When football and men's basketball, the biggest money sports of all, are put under the microscope, the head-scratching begins. Does either of these two schools really fit the Big Ten mold?
The Rutgers football team is ranked No. 21 in the current Associated Press Top 25 poll and No. 18 in the BCS standings, but there is not a Michigan or an Ohio State type of tradition with that program. Not even close.
Also, the men's basketball program there has had a losing record in 13 of the last 17 seasons.
Meanwhile, Maryland football isn't a perennial powerhouse either. The Terps have had three winning seasons in the last eight years and finished 2-10 in two of the last three seasons. The men's basketball team there has had its moments, particularly its NCAA championship in 2002.
But in the last nine years only twice has it finished higher than fifth in the ACC.
From a purely competitive standpoint, the Big Ten's biggest win in this expansion might be in women's hoops.
Both Rutgers and Maryland have been perennial Top 25 teams in women's basketball over the last decade or so. And both are getting national attention this season. Maryland is ranked 10th in the current AP Top 25 poll, while Rutgers is receiving votes.
Rutgers has had 20-win seasons 12 times in the last 14 seasons and has been to two Final Fours since 2000 (2000 and 2007). Meanwhile, Maryland has averaged 25 wins a season since 2003 and won the NCAA championship in 2006.
The Big Ten is about to get a shot in the arm. It's already a quality women's basketball conference. Adding teams such as Rutgers and Maryland will raise the league's profile.
On top of that, the Big Ten is gaining two big-name coaches, who, ironically enough, will be making a return to the conference.
Rutgers coach C. Vivian Stringer built the foundation of her storied 41-year career at Iowa. She was the head coach there from 1983 to 1995 and turned the Hawkeyes into a Big Ten and national power. In 1993, Iowa advanced to the Final Four.
Maryland coach Brenda Frese had a short but sweet stay in the Big Ten. After two seasons at Ball State in which she rolled up 35 wins, she was snatched up by Minnesota in 2002.
That year the Gophers finished 22-8 and advanced to the second round of the NCAA Tournament.
By the end of that season, Frese was being snatched up again. Maryland came calling, and she has been there for 11 years.
My prediction is that both Stringer and Frese will transition back to the Big Ten easily. And their teams will fit in quite nicely as well.

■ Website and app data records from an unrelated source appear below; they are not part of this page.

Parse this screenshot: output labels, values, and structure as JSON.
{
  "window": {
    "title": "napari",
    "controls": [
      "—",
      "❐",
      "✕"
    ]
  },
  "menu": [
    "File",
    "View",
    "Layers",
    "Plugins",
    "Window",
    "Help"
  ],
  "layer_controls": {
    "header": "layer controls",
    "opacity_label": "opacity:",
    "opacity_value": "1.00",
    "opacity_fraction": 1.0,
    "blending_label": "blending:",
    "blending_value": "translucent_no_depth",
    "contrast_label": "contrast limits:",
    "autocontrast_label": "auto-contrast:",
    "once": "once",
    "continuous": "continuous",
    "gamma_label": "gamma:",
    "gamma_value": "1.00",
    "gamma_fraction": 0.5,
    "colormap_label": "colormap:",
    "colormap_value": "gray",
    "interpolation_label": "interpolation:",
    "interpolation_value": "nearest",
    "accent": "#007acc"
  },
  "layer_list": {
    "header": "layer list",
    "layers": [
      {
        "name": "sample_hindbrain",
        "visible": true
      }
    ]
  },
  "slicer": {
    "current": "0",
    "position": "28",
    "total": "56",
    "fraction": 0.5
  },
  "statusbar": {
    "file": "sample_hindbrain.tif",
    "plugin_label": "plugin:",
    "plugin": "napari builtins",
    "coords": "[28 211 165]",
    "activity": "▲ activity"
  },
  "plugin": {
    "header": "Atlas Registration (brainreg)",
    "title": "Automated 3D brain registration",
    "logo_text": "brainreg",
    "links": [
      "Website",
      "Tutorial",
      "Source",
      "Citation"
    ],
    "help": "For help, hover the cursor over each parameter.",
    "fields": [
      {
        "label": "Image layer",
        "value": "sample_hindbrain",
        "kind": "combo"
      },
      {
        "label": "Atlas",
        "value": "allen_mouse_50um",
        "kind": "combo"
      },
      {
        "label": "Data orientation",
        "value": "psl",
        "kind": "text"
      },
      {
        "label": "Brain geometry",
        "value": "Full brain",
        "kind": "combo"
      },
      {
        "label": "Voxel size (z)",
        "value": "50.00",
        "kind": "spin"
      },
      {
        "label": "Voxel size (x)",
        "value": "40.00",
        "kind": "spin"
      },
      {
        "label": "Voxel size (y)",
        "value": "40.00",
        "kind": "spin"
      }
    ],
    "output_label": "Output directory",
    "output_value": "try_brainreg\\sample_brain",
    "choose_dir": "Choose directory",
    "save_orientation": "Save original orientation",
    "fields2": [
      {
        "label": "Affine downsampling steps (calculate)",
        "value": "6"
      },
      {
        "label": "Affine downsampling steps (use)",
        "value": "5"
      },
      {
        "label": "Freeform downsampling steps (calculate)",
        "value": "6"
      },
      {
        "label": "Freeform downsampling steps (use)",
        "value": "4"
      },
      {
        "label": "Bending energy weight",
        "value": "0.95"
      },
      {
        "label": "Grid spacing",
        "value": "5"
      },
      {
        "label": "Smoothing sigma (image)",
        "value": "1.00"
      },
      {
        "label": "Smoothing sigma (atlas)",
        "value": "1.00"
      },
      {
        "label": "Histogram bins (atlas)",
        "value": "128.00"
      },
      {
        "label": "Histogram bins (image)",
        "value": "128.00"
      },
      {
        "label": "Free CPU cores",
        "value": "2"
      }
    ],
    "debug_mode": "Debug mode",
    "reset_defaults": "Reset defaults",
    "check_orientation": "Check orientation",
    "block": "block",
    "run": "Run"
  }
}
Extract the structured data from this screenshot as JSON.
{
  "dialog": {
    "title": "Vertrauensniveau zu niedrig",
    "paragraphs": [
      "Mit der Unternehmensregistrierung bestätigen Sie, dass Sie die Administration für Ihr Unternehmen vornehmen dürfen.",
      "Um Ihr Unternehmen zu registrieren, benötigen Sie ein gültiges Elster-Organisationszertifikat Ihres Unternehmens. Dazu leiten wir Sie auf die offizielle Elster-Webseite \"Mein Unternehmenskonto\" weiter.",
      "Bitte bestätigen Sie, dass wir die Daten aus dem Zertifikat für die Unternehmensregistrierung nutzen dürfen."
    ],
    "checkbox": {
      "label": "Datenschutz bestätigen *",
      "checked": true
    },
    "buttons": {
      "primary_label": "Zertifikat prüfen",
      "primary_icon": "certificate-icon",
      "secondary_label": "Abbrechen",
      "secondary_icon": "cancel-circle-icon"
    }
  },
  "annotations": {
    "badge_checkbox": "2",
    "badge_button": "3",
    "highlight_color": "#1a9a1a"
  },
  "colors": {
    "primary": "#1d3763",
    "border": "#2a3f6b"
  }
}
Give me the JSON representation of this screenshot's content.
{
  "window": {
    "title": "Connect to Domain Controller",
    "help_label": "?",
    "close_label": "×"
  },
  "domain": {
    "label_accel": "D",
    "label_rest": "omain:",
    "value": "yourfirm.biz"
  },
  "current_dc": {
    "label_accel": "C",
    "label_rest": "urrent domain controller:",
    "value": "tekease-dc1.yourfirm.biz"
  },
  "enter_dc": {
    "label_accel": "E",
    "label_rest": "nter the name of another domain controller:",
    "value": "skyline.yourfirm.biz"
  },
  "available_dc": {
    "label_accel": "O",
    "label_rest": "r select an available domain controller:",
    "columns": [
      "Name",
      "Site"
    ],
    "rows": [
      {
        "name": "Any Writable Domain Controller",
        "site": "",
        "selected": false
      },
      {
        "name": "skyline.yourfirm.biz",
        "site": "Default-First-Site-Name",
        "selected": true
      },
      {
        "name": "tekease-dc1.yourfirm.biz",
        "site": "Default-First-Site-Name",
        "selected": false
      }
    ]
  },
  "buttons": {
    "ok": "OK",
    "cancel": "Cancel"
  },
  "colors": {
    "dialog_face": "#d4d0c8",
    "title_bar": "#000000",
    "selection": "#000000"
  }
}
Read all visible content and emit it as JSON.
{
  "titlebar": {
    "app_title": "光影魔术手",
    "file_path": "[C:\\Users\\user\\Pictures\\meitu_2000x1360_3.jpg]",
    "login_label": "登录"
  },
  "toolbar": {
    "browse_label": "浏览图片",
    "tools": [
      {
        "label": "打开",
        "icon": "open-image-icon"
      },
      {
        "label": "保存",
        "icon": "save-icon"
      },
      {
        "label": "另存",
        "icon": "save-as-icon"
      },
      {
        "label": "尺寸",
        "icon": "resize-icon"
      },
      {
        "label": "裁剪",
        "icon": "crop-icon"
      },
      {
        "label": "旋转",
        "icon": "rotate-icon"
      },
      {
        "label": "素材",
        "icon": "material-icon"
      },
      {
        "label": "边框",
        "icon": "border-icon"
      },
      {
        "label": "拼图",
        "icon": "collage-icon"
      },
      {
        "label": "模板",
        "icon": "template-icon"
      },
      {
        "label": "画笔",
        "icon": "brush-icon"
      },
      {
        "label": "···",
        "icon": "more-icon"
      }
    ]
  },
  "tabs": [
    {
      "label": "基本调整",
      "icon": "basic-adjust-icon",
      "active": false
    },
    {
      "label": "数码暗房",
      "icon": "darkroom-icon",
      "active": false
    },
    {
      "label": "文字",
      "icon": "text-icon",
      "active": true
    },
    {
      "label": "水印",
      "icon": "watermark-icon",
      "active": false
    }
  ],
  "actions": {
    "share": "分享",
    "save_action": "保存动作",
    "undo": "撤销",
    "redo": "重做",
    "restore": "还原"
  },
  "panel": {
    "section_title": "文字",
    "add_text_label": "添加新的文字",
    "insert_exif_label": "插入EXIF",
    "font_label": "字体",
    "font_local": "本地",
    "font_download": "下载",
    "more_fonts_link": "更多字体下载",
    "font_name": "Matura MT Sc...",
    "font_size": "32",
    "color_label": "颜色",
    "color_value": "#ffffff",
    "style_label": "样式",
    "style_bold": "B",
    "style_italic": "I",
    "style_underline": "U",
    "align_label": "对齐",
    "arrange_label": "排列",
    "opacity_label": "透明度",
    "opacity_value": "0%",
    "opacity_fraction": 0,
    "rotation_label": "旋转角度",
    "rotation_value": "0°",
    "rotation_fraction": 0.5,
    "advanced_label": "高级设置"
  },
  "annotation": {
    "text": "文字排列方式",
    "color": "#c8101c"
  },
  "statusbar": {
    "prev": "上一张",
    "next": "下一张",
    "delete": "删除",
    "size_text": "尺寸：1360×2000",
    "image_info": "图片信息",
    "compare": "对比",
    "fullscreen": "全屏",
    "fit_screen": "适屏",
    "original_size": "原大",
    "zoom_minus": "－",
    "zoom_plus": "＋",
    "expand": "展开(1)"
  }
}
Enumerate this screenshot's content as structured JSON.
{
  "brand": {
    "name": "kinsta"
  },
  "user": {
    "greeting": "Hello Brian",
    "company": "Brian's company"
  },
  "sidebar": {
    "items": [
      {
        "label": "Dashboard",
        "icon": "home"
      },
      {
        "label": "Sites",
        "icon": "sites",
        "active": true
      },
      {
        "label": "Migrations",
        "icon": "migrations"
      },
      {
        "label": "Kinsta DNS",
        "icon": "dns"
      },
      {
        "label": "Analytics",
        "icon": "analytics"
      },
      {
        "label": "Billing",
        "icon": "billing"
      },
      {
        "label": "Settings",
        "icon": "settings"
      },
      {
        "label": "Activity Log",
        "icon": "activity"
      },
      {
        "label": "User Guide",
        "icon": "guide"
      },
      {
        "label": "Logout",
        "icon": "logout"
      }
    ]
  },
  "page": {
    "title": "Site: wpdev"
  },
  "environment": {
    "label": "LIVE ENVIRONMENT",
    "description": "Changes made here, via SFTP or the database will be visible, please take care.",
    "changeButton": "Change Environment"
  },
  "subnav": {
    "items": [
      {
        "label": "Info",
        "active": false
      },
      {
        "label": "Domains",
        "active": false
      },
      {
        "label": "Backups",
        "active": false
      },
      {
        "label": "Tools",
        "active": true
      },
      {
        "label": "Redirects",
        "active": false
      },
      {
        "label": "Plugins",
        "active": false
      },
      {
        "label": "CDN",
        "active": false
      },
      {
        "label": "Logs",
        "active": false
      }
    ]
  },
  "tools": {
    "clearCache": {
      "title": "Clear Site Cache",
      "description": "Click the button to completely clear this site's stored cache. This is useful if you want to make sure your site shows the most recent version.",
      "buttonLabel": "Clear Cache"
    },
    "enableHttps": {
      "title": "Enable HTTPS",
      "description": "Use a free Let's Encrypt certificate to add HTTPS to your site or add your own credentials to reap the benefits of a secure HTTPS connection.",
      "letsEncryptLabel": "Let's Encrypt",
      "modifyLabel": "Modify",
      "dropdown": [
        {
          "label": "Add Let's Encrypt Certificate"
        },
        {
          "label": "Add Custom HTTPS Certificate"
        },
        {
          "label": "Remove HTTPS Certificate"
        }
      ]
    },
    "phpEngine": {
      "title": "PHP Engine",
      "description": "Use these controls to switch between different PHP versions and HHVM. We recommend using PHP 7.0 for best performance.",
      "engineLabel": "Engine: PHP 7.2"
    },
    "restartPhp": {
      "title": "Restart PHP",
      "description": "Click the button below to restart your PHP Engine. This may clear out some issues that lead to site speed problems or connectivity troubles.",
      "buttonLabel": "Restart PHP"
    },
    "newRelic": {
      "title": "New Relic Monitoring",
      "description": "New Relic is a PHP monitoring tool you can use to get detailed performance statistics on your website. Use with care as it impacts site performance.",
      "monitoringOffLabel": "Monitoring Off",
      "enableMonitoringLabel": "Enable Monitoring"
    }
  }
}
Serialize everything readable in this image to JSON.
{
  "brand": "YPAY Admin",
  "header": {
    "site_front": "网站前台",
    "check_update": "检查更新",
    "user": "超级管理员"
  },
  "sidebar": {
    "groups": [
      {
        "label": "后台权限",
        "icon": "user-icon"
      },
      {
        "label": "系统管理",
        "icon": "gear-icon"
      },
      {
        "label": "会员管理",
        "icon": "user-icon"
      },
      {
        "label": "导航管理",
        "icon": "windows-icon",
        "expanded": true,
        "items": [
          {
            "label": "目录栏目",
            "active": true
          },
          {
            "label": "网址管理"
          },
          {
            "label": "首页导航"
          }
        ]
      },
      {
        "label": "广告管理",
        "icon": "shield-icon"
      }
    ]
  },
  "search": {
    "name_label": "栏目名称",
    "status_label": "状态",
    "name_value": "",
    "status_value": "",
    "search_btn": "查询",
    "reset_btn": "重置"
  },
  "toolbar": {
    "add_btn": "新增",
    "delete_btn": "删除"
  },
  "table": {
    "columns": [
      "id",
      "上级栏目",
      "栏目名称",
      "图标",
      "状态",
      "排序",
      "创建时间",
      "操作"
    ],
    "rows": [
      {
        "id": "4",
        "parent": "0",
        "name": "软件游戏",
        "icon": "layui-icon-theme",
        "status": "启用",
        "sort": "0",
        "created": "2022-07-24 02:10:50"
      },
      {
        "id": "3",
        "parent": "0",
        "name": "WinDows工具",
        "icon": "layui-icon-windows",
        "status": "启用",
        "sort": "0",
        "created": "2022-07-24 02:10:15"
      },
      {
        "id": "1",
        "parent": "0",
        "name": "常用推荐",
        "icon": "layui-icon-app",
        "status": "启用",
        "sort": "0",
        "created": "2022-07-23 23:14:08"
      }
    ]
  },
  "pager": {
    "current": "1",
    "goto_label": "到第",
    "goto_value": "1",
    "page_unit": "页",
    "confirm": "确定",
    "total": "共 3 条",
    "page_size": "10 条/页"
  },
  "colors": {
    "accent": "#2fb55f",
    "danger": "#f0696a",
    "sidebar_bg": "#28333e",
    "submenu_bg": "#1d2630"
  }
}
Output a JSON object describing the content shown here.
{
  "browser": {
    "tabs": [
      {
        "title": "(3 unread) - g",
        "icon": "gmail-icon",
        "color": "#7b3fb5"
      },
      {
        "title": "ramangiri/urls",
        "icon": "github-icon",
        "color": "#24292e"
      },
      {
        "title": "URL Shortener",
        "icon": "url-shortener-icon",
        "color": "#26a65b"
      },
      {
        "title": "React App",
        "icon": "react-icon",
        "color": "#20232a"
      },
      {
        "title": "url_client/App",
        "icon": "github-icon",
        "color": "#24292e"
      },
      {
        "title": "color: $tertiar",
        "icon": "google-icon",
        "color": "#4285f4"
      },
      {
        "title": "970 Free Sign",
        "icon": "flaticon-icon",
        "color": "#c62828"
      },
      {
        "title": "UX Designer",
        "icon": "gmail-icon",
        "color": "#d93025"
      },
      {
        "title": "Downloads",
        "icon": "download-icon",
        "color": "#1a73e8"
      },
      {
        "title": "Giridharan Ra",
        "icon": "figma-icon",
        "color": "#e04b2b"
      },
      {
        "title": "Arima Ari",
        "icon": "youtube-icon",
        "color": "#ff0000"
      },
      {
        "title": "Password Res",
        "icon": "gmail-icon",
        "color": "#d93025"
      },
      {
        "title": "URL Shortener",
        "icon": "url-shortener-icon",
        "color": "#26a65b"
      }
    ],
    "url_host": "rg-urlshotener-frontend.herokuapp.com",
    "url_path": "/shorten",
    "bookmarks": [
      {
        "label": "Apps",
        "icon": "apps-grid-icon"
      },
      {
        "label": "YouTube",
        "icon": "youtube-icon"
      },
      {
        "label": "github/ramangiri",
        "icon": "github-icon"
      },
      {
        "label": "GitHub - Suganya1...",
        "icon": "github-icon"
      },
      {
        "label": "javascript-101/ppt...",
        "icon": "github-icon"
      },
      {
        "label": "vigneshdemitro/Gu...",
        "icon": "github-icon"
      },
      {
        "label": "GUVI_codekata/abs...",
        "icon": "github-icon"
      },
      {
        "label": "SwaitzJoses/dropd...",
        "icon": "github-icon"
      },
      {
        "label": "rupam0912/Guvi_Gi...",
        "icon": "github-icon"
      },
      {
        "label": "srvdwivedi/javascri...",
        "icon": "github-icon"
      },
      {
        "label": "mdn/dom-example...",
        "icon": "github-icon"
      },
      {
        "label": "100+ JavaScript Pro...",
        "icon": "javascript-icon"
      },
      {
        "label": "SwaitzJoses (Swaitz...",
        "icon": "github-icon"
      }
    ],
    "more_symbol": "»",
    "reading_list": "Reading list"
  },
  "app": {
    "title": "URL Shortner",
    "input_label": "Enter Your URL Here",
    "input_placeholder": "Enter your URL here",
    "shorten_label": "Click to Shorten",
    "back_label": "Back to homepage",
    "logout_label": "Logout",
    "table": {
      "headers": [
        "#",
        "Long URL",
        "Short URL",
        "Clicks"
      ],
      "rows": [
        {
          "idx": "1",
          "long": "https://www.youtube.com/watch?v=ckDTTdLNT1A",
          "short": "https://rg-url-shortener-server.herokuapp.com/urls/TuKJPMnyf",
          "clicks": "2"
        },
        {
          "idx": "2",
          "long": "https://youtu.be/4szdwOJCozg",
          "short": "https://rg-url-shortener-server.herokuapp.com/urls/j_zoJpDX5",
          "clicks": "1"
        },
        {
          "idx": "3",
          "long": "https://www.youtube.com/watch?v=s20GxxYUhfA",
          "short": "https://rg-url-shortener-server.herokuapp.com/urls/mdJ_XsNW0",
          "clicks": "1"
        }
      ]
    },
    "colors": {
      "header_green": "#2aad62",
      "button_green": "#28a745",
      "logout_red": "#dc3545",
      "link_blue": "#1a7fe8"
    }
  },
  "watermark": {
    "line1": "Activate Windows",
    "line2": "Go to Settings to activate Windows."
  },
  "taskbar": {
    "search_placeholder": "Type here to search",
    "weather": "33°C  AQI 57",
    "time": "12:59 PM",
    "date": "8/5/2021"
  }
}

How long it will take the other teams at Rutgers and Maryland to do the same in the rugged Big Ten is anyone's guess. But, hey, the television ratings in the meantime might be pretty good.